“This is just entry level to what’s coming. Just the appalling volume of artifacts will erase all meaning that they could ever possibly have. But we probably won’t get that far anyway.” Cormac McCarthy in the WSJ.
“At one time, we were a city of hate. We’re not a city of hate anymore.”
People felt the universe would reward them for doing what they wanted to do, instead of doing what they needed to do…
Objectivism is not a philosophy, it’s a personality disorder.
Pictures like this make me glad they fixed the Hubble.
“Don’t waste time bandying words with philistines and crackpots.” — Marcus Aurelius
In The Loop
This site is now running on Bluehost, as I’ve finally gotten fed up with Yahoo! Web Hosting.
The Hurt Locker
500 Days of Summer
“Being an English major prepares you for impersonating authority” —Garrison Keillor
The last time I wrote about Sonic Youth was in this triple-take on Sonic Youth, The Whitey Album, and Psychic Hearts back in 2006 for Stylus Magazine. It’s one of my favorite reviews.
The antilibrary of Umberto Eco.

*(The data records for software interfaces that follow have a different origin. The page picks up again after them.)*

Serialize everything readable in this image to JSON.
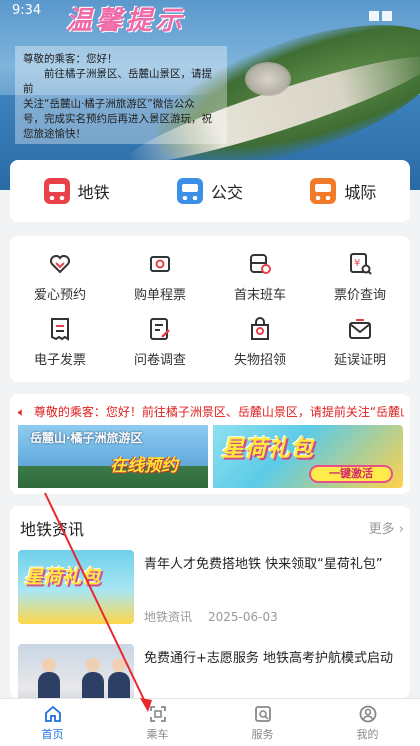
{
  "status_bar": {
    "time": "9:34"
  },
  "hero": {
    "title": "温馨提示",
    "notice_lines": [
      "尊敬的乘客：您好！",
      "　　前往橘子洲景区、岳麓山景区，请提前",
      "关注“岳麓山·橘子洲旅游区”微信公众",
      "号，完成实名预约后再进入景区游玩，祝",
      "您旅途愉快！"
    ]
  },
  "transport": {
    "items": [
      {
        "label": "地铁",
        "color": "#e8414a"
      },
      {
        "label": "公交",
        "color": "#3b8fe6"
      },
      {
        "label": "城际",
        "color": "#f07a28"
      }
    ]
  },
  "services": {
    "items": [
      {
        "label": "爱心预约",
        "icon": "heart-hand-icon"
      },
      {
        "label": "购单程票",
        "icon": "ticket-icon"
      },
      {
        "label": "首末班车",
        "icon": "train-clock-icon"
      },
      {
        "label": "票价查询",
        "icon": "yen-search-icon"
      },
      {
        "label": "电子发票",
        "icon": "invoice-icon"
      },
      {
        "label": "问卷调查",
        "icon": "survey-icon"
      },
      {
        "label": "失物招领",
        "icon": "lost-found-icon"
      },
      {
        "label": "延误证明",
        "icon": "delay-mail-icon"
      }
    ]
  },
  "promo": {
    "ticker": "尊敬的乘客：您好！前往橘子洲景区、岳麓山景区，请提前关注“岳麓山·橘子洲旅游区”微信公众号",
    "banner_left": {
      "title": "岳麓山·橘子洲旅游区",
      "subtitle": "在线预约"
    },
    "banner_right": {
      "title": "星荷礼包",
      "button": "一键激活"
    }
  },
  "news": {
    "header": "地铁资讯",
    "more": "更多",
    "items": [
      {
        "title": "青年人才免费搭地铁 快来领取“星荷礼包”",
        "thumb_text": "星荷礼包",
        "source": "地铁资讯",
        "date": "2025-06-03"
      },
      {
        "title": "免费通行+志愿服务 地铁高考护航模式启动",
        "source": "",
        "date": ""
      }
    ]
  },
  "tabbar": {
    "items": [
      {
        "label": "首页",
        "active": true
      },
      {
        "label": "乘车",
        "active": false
      },
      {
        "label": "服务",
        "active": false
      },
      {
        "label": "我的",
        "active": false
      }
    ]
  },
  "colors": {
    "accent": "#1d6fe0",
    "alert": "#e02020"
  }
}
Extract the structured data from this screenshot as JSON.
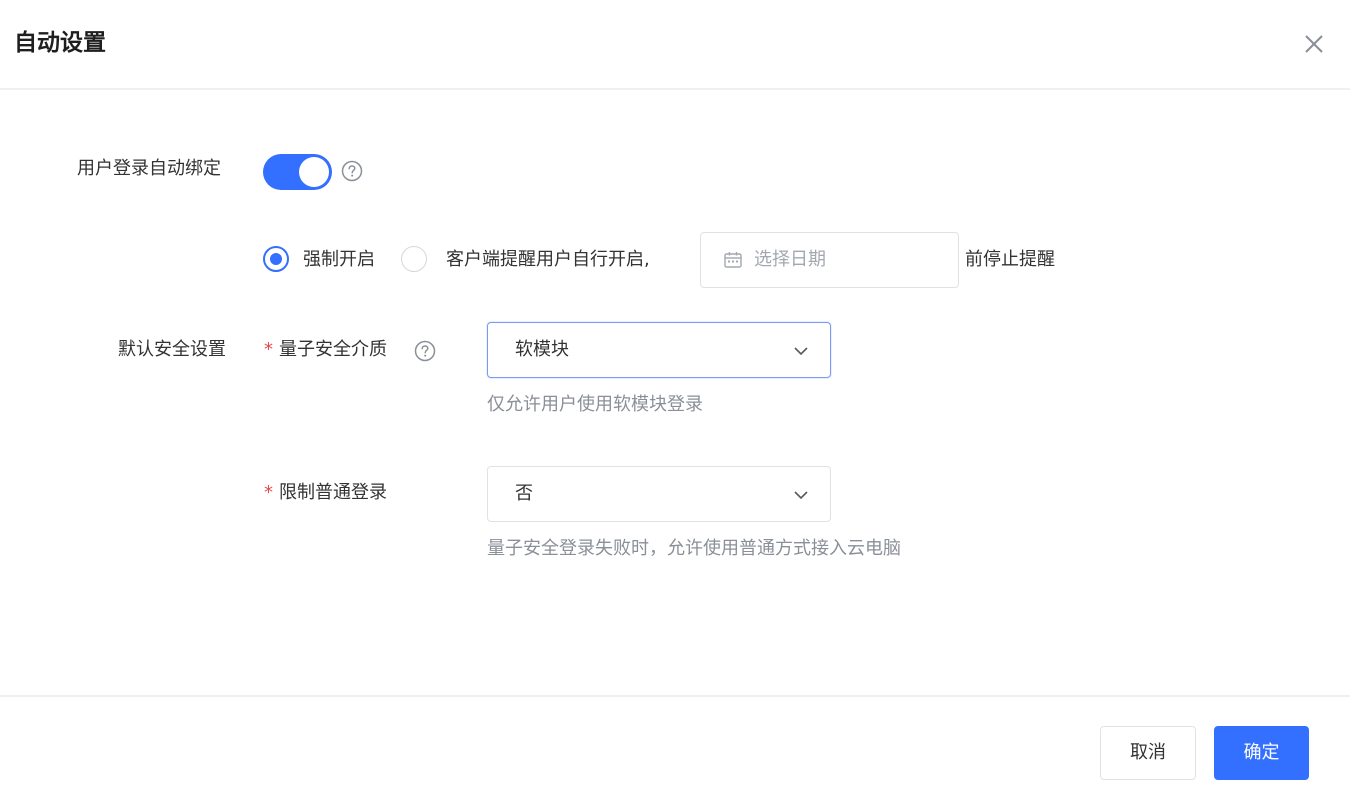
{
  "dialog": {
    "title": "自动设置",
    "close_icon": "close-icon"
  },
  "auto_bind": {
    "label": "用户登录自动绑定",
    "enabled": true,
    "help_icon": "question-circle-icon"
  },
  "enable_mode": {
    "options": [
      {
        "label": "强制开启",
        "checked": true
      },
      {
        "label": "客户端提醒用户自行开启,",
        "checked": false
      }
    ],
    "date_placeholder": "选择日期",
    "date_icon": "calendar-icon",
    "suffix": "前停止提醒"
  },
  "security": {
    "section_label": "默认安全设置",
    "required_mark": "*",
    "medium_label": "量子安全介质",
    "medium_help_icon": "question-circle-icon",
    "medium_value": "软模块",
    "medium_hint": "仅允许用户使用软模块登录",
    "restrict_label": "限制普通登录",
    "restrict_value": "否",
    "restrict_hint": "量子安全登录失败时，允许使用普通方式接入云电脑",
    "chevron_icon": "chevron-down-icon"
  },
  "footer": {
    "cancel_label": "取消",
    "ok_label": "确定"
  },
  "colors": {
    "primary": "#3370ff",
    "required": "#e5484d",
    "hint": "#8a8f98",
    "placeholder": "#a3a8b0"
  }
}
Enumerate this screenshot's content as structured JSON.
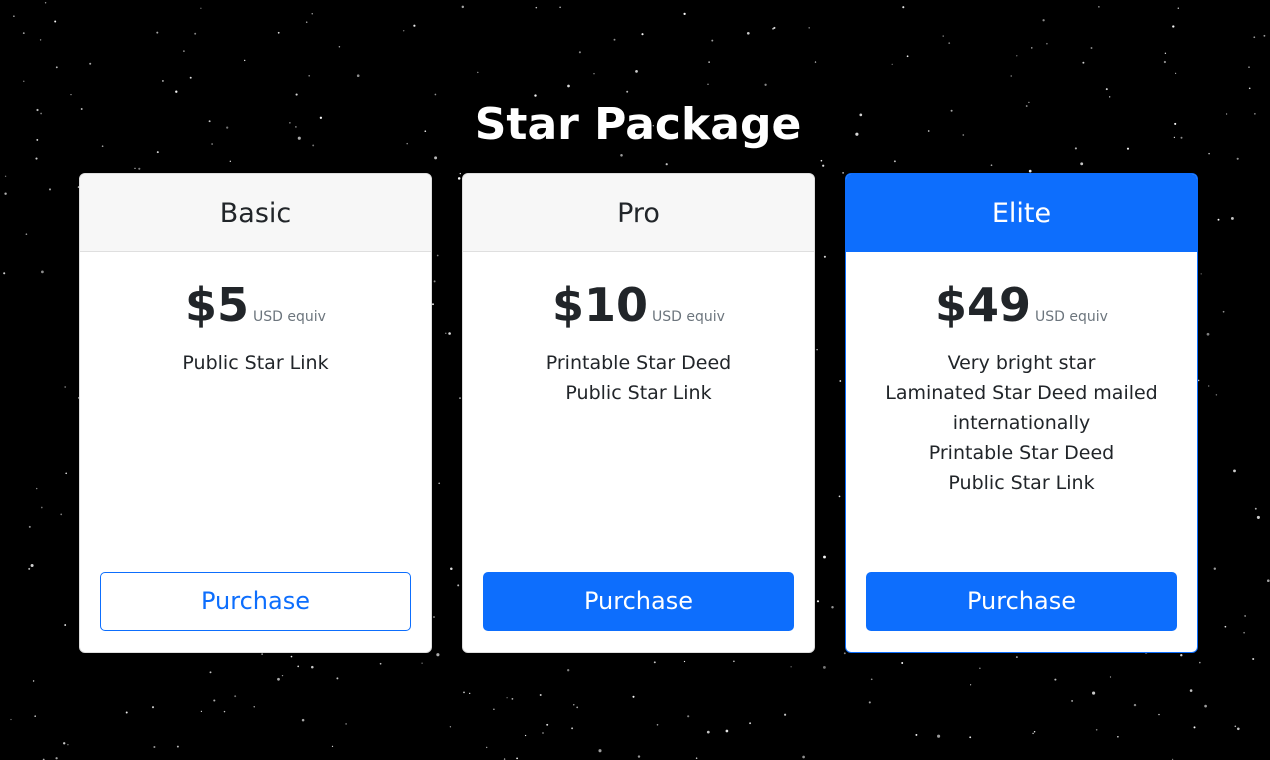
{
  "page": {
    "title": "Star Package"
  },
  "plans": [
    {
      "name": "Basic",
      "price": "$5",
      "unit": "USD equiv",
      "features": [
        "Public Star Link"
      ],
      "button": "Purchase"
    },
    {
      "name": "Pro",
      "price": "$10",
      "unit": "USD equiv",
      "features": [
        "Printable Star Deed",
        "Public Star Link"
      ],
      "button": "Purchase"
    },
    {
      "name": "Elite",
      "price": "$49",
      "unit": "USD equiv",
      "features": [
        "Very bright star",
        "Laminated Star Deed mailed internationally",
        "Printable Star Deed",
        "Public Star Link"
      ],
      "button": "Purchase"
    }
  ],
  "colors": {
    "background": "#000000",
    "accent": "#0d6efd",
    "card": "#ffffff",
    "header": "#f7f7f7"
  }
}
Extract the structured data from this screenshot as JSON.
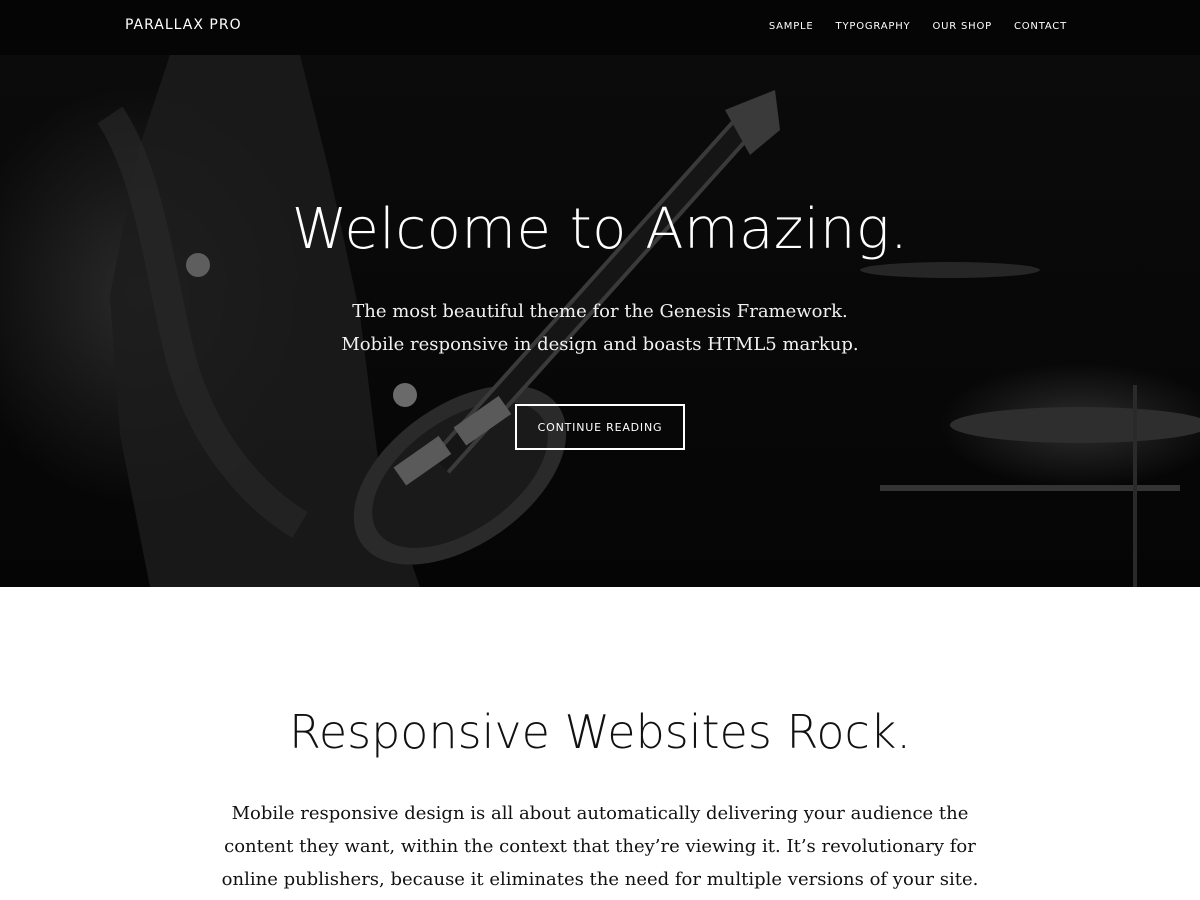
{
  "header": {
    "site_title": "PARALLAX PRO",
    "nav": [
      "SAMPLE",
      "TYPOGRAPHY",
      "OUR SHOP",
      "CONTACT"
    ]
  },
  "hero": {
    "title": "Welcome to Amazing.",
    "subtitle_line1": "The most beautiful theme for the Genesis Framework.",
    "subtitle_line2": "Mobile responsive in design and boasts HTML5 markup.",
    "button_label": "CONTINUE READING"
  },
  "section": {
    "title": "Responsive Websites Rock.",
    "text": "Mobile responsive design is all about automatically delivering your audience the content they want, within the context that they’re viewing it. It’s revolutionary for online publishers, because it eliminates the need for multiple versions of your site."
  },
  "colors": {
    "header_bg": "#050505",
    "hero_bg": "#0b0b0b",
    "text_light": "#ffffff",
    "text_dark": "#111111"
  }
}
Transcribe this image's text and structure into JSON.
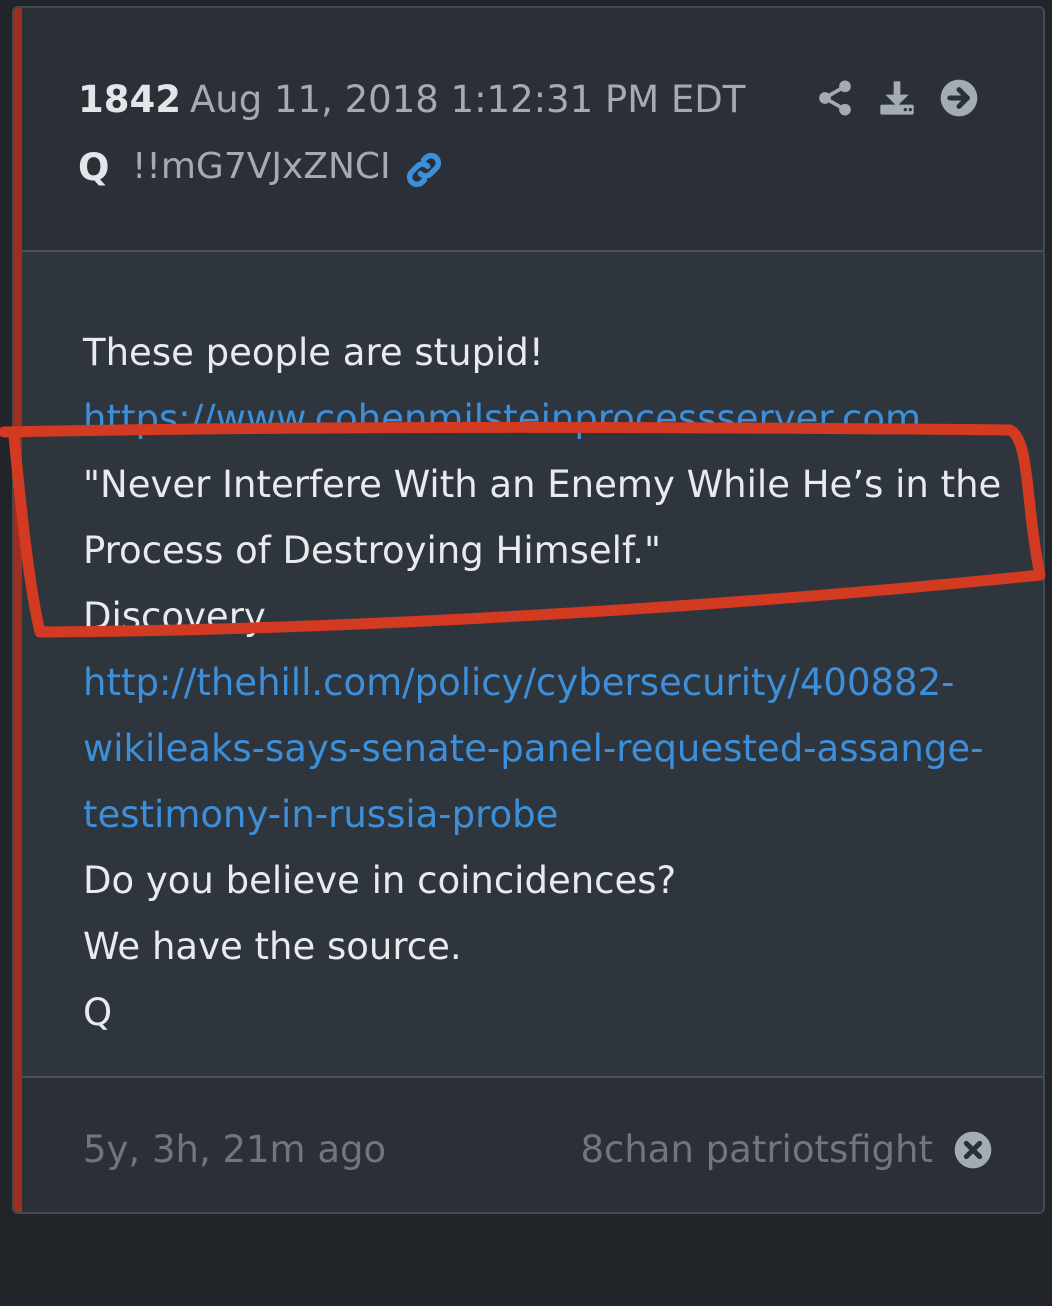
{
  "post": {
    "number": "1842",
    "date": "Aug 11, 2018 1:12:31 PM EDT",
    "author": "Q",
    "tripcode": "!!mG7VJxZNCI"
  },
  "header_icons": [
    "share-icon",
    "download-icon",
    "arrow-right-circle-icon"
  ],
  "body": {
    "line1": "These people are stupid!",
    "link1": "https://www.cohenmilsteinprocessserver.com",
    "quote_line1": "\"Never Interfere With an Enemy While He’s in the",
    "quote_line2": "Process of Destroying Himself.\"",
    "discovery": "Discovery.",
    "link2_part1": "http://thehill.com/policy/cybersecurity/400882-",
    "link2_part2": "wikileaks-says-senate-panel-requested-assange-",
    "link2_part3": "testimony-in-russia-probe",
    "line_coincidences": "Do you believe in coincidences?",
    "line_source": "We have the source.",
    "signature": "Q"
  },
  "footer": {
    "time_ago": "5y, 3h, 21m ago",
    "source": "8chan patriotsfight"
  },
  "colors": {
    "accent_bar": "#9a2f22",
    "link": "#3d8fd9",
    "annotation": "#d23a22"
  }
}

Even though I won a free pizza last week, I still hate Twitter.
Not surprised to see the Jesuits raising this issue. Good for them.
Richard Wagner – Vorspiel
Mike Rowe on the importance of hard work.
The New Republic defends The New Deal from revisionist, conservative historians.
William Langewiesche’s article on the hijacking of a French luxury ship by Somali pirates further reveals his belief in the irrelevance of governments in postmodern crises and a disdain for the vanity of the first world.
No. 9 Park
It’s unfortunate that Malia has to use a Kodak camera simply because it’s American made. Their cameras are poorly made and prone to failure.
New William Langewiesche article on the mid-air collision of a Boeing 737 and a private jet over Brazil in 2006, at Vanity Fair.
The perils of popular young-adult lit.
The Onion – January 17th, 2001 | Bush also promised… that the U.S. will engage in at least one Gulf War-level armed conflict in the next four years… Bush vowed to bring back economic stagnation by implementing substantial tax cuts, which would lead to a recession… a drop in consumer spending, which would lead to layoffs…
Powerful photos of Barack Obama on the campaign trail.
…to become an expert in any given subject that might be thrown your way, from hot dogs to hangover cures, the cellular process of aging, and to present yourself as such an authority with utter fraudulency and a completely straight face. And then to dump all that information out of your brain and start again…
Burn After Reading
[Democratic State Senate candidate] Chang-Diaz will face a little-known Socialist Workers Party candidate, William Theodore Leonard, in the Nov. 4 general election. There is no Republican candidate.
Outer space is infinitely interesting.
Vicky Cristina Barcelona
The drummers were there first. Learn to enjoy it. Maybe even participate. Anyone can drum.
If only the Bible were as well written as Paradise Lost. It’s… inspired.
Pirate Community Radio in Dorchester, filling a void and facing extinction.
Forbes has featured my articles quite prominently in their Father’s Day Gift Guide
“Measured against the problem we face, planting a garden sounds pretty benign, I know…”
The table of recurring themes in the work of John Irving is hilarious. Everyone should have their work splayed out so coolly.
Q: What do the Daytona 500, Britney Spears, great sandwiches, and I have in common?
A: Yahoo thinks we’re important.